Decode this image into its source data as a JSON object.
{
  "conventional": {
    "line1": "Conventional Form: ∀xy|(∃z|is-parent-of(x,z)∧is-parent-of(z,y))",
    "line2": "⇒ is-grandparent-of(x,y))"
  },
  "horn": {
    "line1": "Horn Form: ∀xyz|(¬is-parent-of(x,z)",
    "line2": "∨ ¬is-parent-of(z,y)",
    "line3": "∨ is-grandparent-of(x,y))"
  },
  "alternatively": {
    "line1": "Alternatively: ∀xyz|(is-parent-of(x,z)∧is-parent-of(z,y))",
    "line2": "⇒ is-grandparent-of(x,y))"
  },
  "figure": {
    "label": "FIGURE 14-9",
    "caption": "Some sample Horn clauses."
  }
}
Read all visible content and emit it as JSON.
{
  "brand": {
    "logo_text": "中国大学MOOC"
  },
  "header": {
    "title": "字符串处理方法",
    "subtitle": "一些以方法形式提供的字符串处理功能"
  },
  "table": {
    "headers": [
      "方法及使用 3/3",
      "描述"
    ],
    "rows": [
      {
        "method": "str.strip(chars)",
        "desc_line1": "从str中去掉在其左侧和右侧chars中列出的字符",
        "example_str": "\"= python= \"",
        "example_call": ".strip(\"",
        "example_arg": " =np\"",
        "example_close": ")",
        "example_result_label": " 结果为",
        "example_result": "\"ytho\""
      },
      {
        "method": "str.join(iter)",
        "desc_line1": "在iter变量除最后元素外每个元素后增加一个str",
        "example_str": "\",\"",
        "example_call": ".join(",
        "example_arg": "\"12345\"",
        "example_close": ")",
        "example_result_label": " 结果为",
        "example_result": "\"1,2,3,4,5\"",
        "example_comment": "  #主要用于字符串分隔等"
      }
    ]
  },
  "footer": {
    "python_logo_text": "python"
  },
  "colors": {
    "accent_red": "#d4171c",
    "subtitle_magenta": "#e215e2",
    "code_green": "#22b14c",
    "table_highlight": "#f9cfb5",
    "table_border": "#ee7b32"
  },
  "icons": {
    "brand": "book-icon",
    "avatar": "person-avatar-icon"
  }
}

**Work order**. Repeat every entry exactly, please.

**Expected answer**.
Decode this image into its source data as a JSON object.
{
  "conventional": {
    "line1": "Conventional Form: ∀xy|(∃z|is-parent-of(x,z)∧is-parent-of(z,y))",
    "line2": "⇒ is-grandparent-of(x,y))"
  },
  "horn": {
    "line1": "Horn Form: ∀xyz|(¬is-parent-of(x,z)",
    "line2": "∨ ¬is-parent-of(z,y)",
    "line3": "∨ is-grandparent-of(x,y))"
  },
  "alternatively": {
    "line1": "Alternatively: ∀xyz|(is-parent-of(x,z)∧is-parent-of(z,y))",
    "line2": "⇒ is-grandparent-of(x,y))"
  },
  "figure": {
    "label": "FIGURE 14-9",
    "caption": "Some sample Horn clauses."
  }
}
Read all visible content and emit it as JSON.
{
  "brand": {
    "logo_text": "中国大学MOOC"
  },
  "header": {
    "title": "字符串处理方法",
    "subtitle": "一些以方法形式提供的字符串处理功能"
  },
  "table": {
    "headers": [
      "方法及使用 3/3",
      "描述"
    ],
    "rows": [
      {
        "method": "str.strip(chars)",
        "desc_line1": "从str中去掉在其左侧和右侧chars中列出的字符",
        "example_str": "\"= python= \"",
        "example_call": ".strip(\"",
        "example_arg": " =np\"",
        "example_close": ")",
        "example_result_label": " 结果为",
        "example_result": "\"ytho\""
      },
      {
        "method": "str.join(iter)",
        "desc_line1": "在iter变量除最后元素外每个元素后增加一个str",
        "example_str": "\",\"",
        "example_call": ".join(",
        "example_arg": "\"12345\"",
        "example_close": ")",
        "example_result_label": " 结果为",
        "example_result": "\"1,2,3,4,5\"",
        "example_comment": "  #主要用于字符串分隔等"
      }
    ]
  },
  "footer": {
    "python_logo_text": "python"
  },
  "colors": {
    "accent_red": "#d4171c",
    "subtitle_magenta": "#e215e2",
    "code_green": "#22b14c",
    "table_highlight": "#f9cfb5",
    "table_border": "#ee7b32"
  },
  "icons": {
    "brand": "book-icon",
    "avatar": "person-avatar-icon"
  }
}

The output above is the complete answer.